You can, however, focus on creating content related to treatment, what to expect during treatment, how your office treats this particular condition, or optimize for treatment related to this condition within your area.
To consider the type of content that will provide the most value for your organization, think about the types of questions and concerns that customers or prospects often approach your organization with. This will provide you with valuable insight into the issues and concepts that matter the most to them, helping you find the topics that will most likely appeal to other prospective customers.
Incorporate paid search strategies
For your high-value keywords where the first page of search results remains dominated by major brand names in your field, the best way to get your brand recognized will be to use a paid search strategy. PPC will get your content featured at the top of the SERP, putting you directly in front of prospective customers.

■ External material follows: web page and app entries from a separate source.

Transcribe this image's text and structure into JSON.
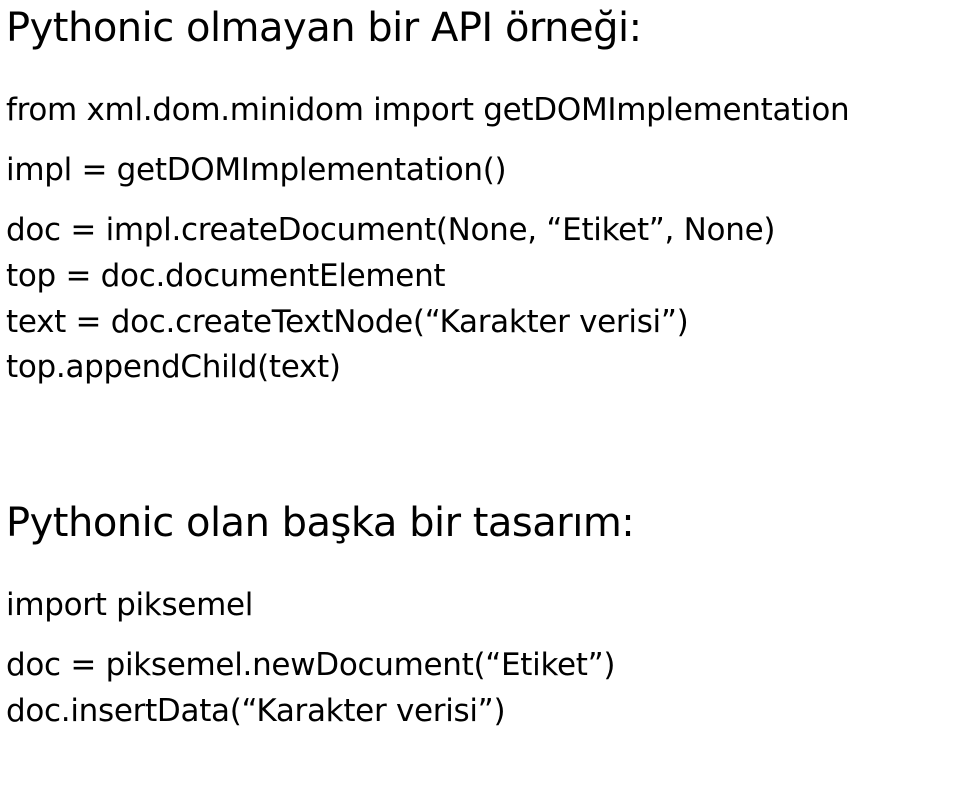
{
  "section1": {
    "heading": "Pythonic olmayan bir API örneği:",
    "code_line1": "from xml.dom.minidom import getDOMImplementation",
    "code_line2": "impl = getDOMImplementation()",
    "code_line3": "doc = impl.createDocument(None, “Etiket”, None)",
    "code_line4": "top = doc.documentElement",
    "code_line5": "text = doc.createTextNode(“Karakter verisi”)",
    "code_line6": "top.appendChild(text)"
  },
  "section2": {
    "heading": "Pythonic olan başka bir tasarım:",
    "code_line1": "import piksemel",
    "code_line2": "doc = piksemel.newDocument(“Etiket”)",
    "code_line3": "doc.insertData(“Karakter verisi”)"
  }
}
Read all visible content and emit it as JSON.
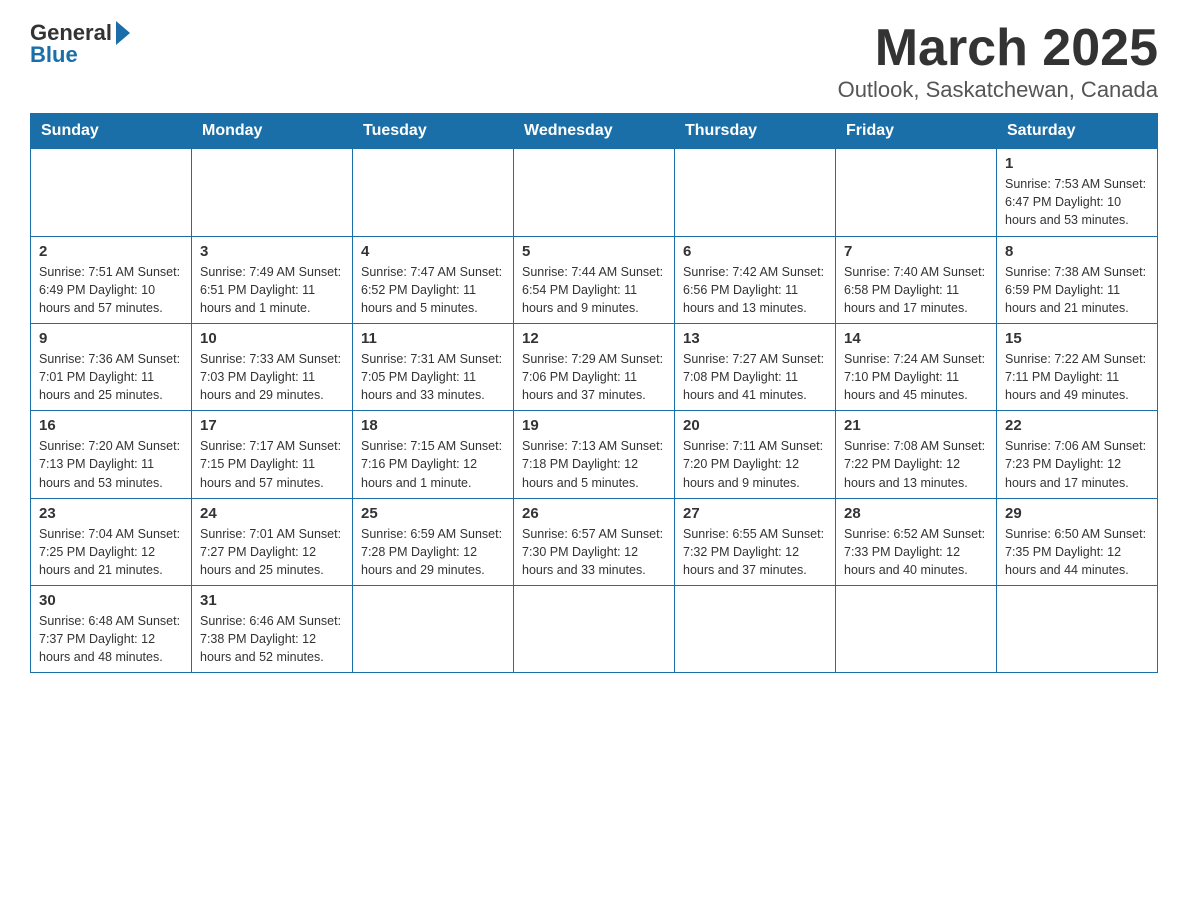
{
  "header": {
    "logo": {
      "general": "General",
      "blue": "Blue"
    },
    "title": "March 2025",
    "location": "Outlook, Saskatchewan, Canada"
  },
  "weekdays": [
    "Sunday",
    "Monday",
    "Tuesday",
    "Wednesday",
    "Thursday",
    "Friday",
    "Saturday"
  ],
  "weeks": [
    [
      {
        "day": "",
        "info": ""
      },
      {
        "day": "",
        "info": ""
      },
      {
        "day": "",
        "info": ""
      },
      {
        "day": "",
        "info": ""
      },
      {
        "day": "",
        "info": ""
      },
      {
        "day": "",
        "info": ""
      },
      {
        "day": "1",
        "info": "Sunrise: 7:53 AM\nSunset: 6:47 PM\nDaylight: 10 hours\nand 53 minutes."
      }
    ],
    [
      {
        "day": "2",
        "info": "Sunrise: 7:51 AM\nSunset: 6:49 PM\nDaylight: 10 hours\nand 57 minutes."
      },
      {
        "day": "3",
        "info": "Sunrise: 7:49 AM\nSunset: 6:51 PM\nDaylight: 11 hours\nand 1 minute."
      },
      {
        "day": "4",
        "info": "Sunrise: 7:47 AM\nSunset: 6:52 PM\nDaylight: 11 hours\nand 5 minutes."
      },
      {
        "day": "5",
        "info": "Sunrise: 7:44 AM\nSunset: 6:54 PM\nDaylight: 11 hours\nand 9 minutes."
      },
      {
        "day": "6",
        "info": "Sunrise: 7:42 AM\nSunset: 6:56 PM\nDaylight: 11 hours\nand 13 minutes."
      },
      {
        "day": "7",
        "info": "Sunrise: 7:40 AM\nSunset: 6:58 PM\nDaylight: 11 hours\nand 17 minutes."
      },
      {
        "day": "8",
        "info": "Sunrise: 7:38 AM\nSunset: 6:59 PM\nDaylight: 11 hours\nand 21 minutes."
      }
    ],
    [
      {
        "day": "9",
        "info": "Sunrise: 7:36 AM\nSunset: 7:01 PM\nDaylight: 11 hours\nand 25 minutes."
      },
      {
        "day": "10",
        "info": "Sunrise: 7:33 AM\nSunset: 7:03 PM\nDaylight: 11 hours\nand 29 minutes."
      },
      {
        "day": "11",
        "info": "Sunrise: 7:31 AM\nSunset: 7:05 PM\nDaylight: 11 hours\nand 33 minutes."
      },
      {
        "day": "12",
        "info": "Sunrise: 7:29 AM\nSunset: 7:06 PM\nDaylight: 11 hours\nand 37 minutes."
      },
      {
        "day": "13",
        "info": "Sunrise: 7:27 AM\nSunset: 7:08 PM\nDaylight: 11 hours\nand 41 minutes."
      },
      {
        "day": "14",
        "info": "Sunrise: 7:24 AM\nSunset: 7:10 PM\nDaylight: 11 hours\nand 45 minutes."
      },
      {
        "day": "15",
        "info": "Sunrise: 7:22 AM\nSunset: 7:11 PM\nDaylight: 11 hours\nand 49 minutes."
      }
    ],
    [
      {
        "day": "16",
        "info": "Sunrise: 7:20 AM\nSunset: 7:13 PM\nDaylight: 11 hours\nand 53 minutes."
      },
      {
        "day": "17",
        "info": "Sunrise: 7:17 AM\nSunset: 7:15 PM\nDaylight: 11 hours\nand 57 minutes."
      },
      {
        "day": "18",
        "info": "Sunrise: 7:15 AM\nSunset: 7:16 PM\nDaylight: 12 hours\nand 1 minute."
      },
      {
        "day": "19",
        "info": "Sunrise: 7:13 AM\nSunset: 7:18 PM\nDaylight: 12 hours\nand 5 minutes."
      },
      {
        "day": "20",
        "info": "Sunrise: 7:11 AM\nSunset: 7:20 PM\nDaylight: 12 hours\nand 9 minutes."
      },
      {
        "day": "21",
        "info": "Sunrise: 7:08 AM\nSunset: 7:22 PM\nDaylight: 12 hours\nand 13 minutes."
      },
      {
        "day": "22",
        "info": "Sunrise: 7:06 AM\nSunset: 7:23 PM\nDaylight: 12 hours\nand 17 minutes."
      }
    ],
    [
      {
        "day": "23",
        "info": "Sunrise: 7:04 AM\nSunset: 7:25 PM\nDaylight: 12 hours\nand 21 minutes."
      },
      {
        "day": "24",
        "info": "Sunrise: 7:01 AM\nSunset: 7:27 PM\nDaylight: 12 hours\nand 25 minutes."
      },
      {
        "day": "25",
        "info": "Sunrise: 6:59 AM\nSunset: 7:28 PM\nDaylight: 12 hours\nand 29 minutes."
      },
      {
        "day": "26",
        "info": "Sunrise: 6:57 AM\nSunset: 7:30 PM\nDaylight: 12 hours\nand 33 minutes."
      },
      {
        "day": "27",
        "info": "Sunrise: 6:55 AM\nSunset: 7:32 PM\nDaylight: 12 hours\nand 37 minutes."
      },
      {
        "day": "28",
        "info": "Sunrise: 6:52 AM\nSunset: 7:33 PM\nDaylight: 12 hours\nand 40 minutes."
      },
      {
        "day": "29",
        "info": "Sunrise: 6:50 AM\nSunset: 7:35 PM\nDaylight: 12 hours\nand 44 minutes."
      }
    ],
    [
      {
        "day": "30",
        "info": "Sunrise: 6:48 AM\nSunset: 7:37 PM\nDaylight: 12 hours\nand 48 minutes."
      },
      {
        "day": "31",
        "info": "Sunrise: 6:46 AM\nSunset: 7:38 PM\nDaylight: 12 hours\nand 52 minutes."
      },
      {
        "day": "",
        "info": ""
      },
      {
        "day": "",
        "info": ""
      },
      {
        "day": "",
        "info": ""
      },
      {
        "day": "",
        "info": ""
      },
      {
        "day": "",
        "info": ""
      }
    ]
  ]
}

Developing a strong PPC strategy requires understanding what people generally want to see when they land on a particular SERP. Research what the SERP looks like currently to get a better understanding of the typical user intent of users. Both your ad and your landing page will need to reflect these desires.
You ad will need to closely reflect what other search results look like. Examine how the results are formatted and how descriptions are worded. Your ad should take this information into account and also reflect what sets your organization apart.

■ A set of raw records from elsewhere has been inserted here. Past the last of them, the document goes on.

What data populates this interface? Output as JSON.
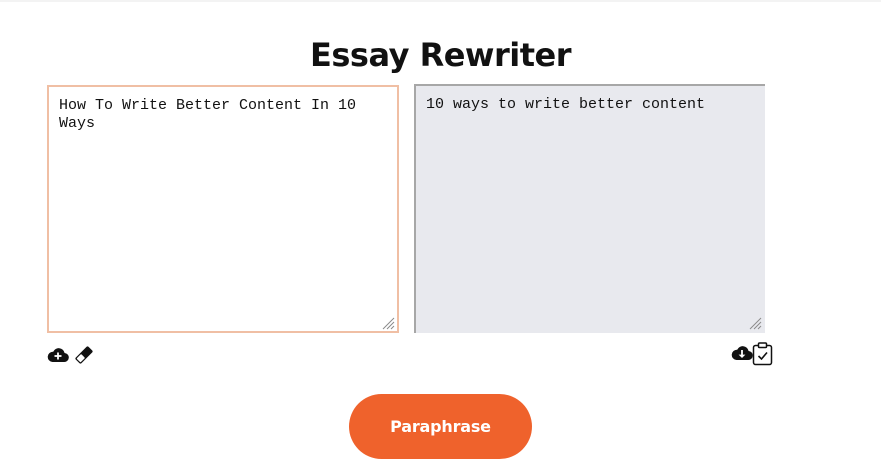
{
  "page": {
    "title": "Essay Rewriter"
  },
  "input_panel": {
    "value": "How To Write Better Content In 10 Ways",
    "upload_icon": "cloud-upload-icon",
    "clear_icon": "eraser-icon"
  },
  "output_panel": {
    "value": "10 ways to write better content",
    "download_icon": "cloud-download-icon",
    "copy_icon": "clipboard-check-icon"
  },
  "actions": {
    "paraphrase_label": "Paraphrase"
  },
  "colors": {
    "accent": "#ef622c",
    "input_border": "#f0bfa4",
    "output_background": "#e8e9ee"
  }
}
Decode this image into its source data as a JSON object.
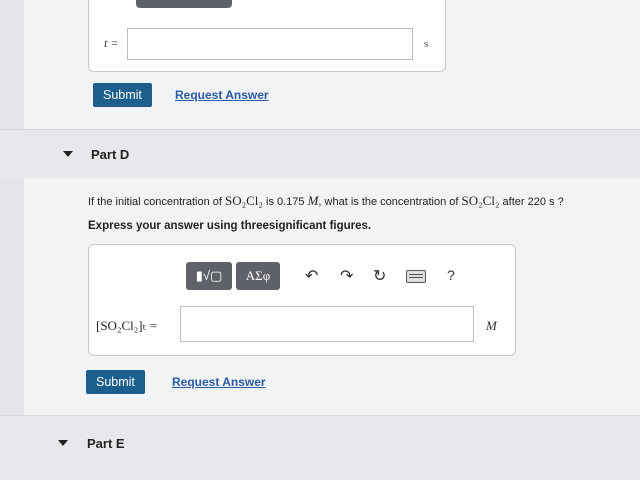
{
  "prev_part": {
    "var_label": "t =",
    "unit": "s",
    "submit_label": "Submit",
    "request_label": "Request Answer"
  },
  "part_d": {
    "title": "Part D",
    "question_pre": "If the initial concentration of ",
    "q_species": "SO₂Cl₂",
    "question_mid": " is 0.175 ",
    "q_unit": "M",
    "question_mid2": ", what is the concentration of ",
    "q_species2": "SO₂Cl₂",
    "question_post": " after 220 s ?",
    "instruction": "Express your answer using threesignificant figures.",
    "toolbar": {
      "math_templates": "▮√▢",
      "greek": "ΑΣφ",
      "undo": "↶",
      "redo": "↷",
      "reset": "↻",
      "help": "?"
    },
    "answer_label": "[SO₂Cl₂]ₜ =",
    "answer_value": "",
    "answer_unit": "M",
    "submit_label": "Submit",
    "request_label": "Request Answer"
  },
  "part_e": {
    "title": "Part E"
  }
}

Your landing page will also contain what users want to see. It should provide high quality information that reflects what visitors would see on any of your competitor’s sites .
Monitor your success with PPC closely. Since you have to invest more monetarily, you will want to make sure you derive maximum value. Look at your click through rate as well as the number of conversions and revenue you secure with each lead. This will allow you to calculate the value of your efforts with PPC, setting you up for the optimum conversion rate.
Focus on your social media presence
Social media can also provide organizations with a powerful means of getting out from under the umbrella of larger companies. The modern consumer spends a lot of time on social media–an estimated 77% of Americans have at least one profile, and Nielsen reports that Americans over the age of 18 spend an average of 45 minutes on social media every day. This makes social a great way for people to interact with potential customers.
When it comes to building a strong profile, you do not have to worry about outranking your competitors. The most important aspect will be creating a profile that engages users in your target demographic. Interacting with people, encouraging them to post on your page– which means that their engagement with your profile shows up in the feeds of all their connections, and otherwise using social media as a means of building a personal connection with users all create an excellent opportunity to stand out from the others in your industry. Customers greatly appreciate this personal connection with brands they consider doing business with who can achieve predictive business outcomes.
Given the immense size of some brands that dominate the SERPs, creating a more personal, intimate connection with followers might not be as feasible. This makes it a fantastic place for smaller organizations to shine. Consider how you can take advantage of your smaller size to bring a more individual touch to your social followers.
Fighting for space on the SERPs is something that brands of all sizes must do. Sometimes, however, it can feel like a David vs. Goliath fight, and the smaller companies know that keyword research alone will not be enough for them to overtake the large, reputable, and well-cited content that dominates the top slots for their industry keywords. Understanding how to build a successful marketing strategy despite this obstacle, however, can help brands of all size see success in content marketing.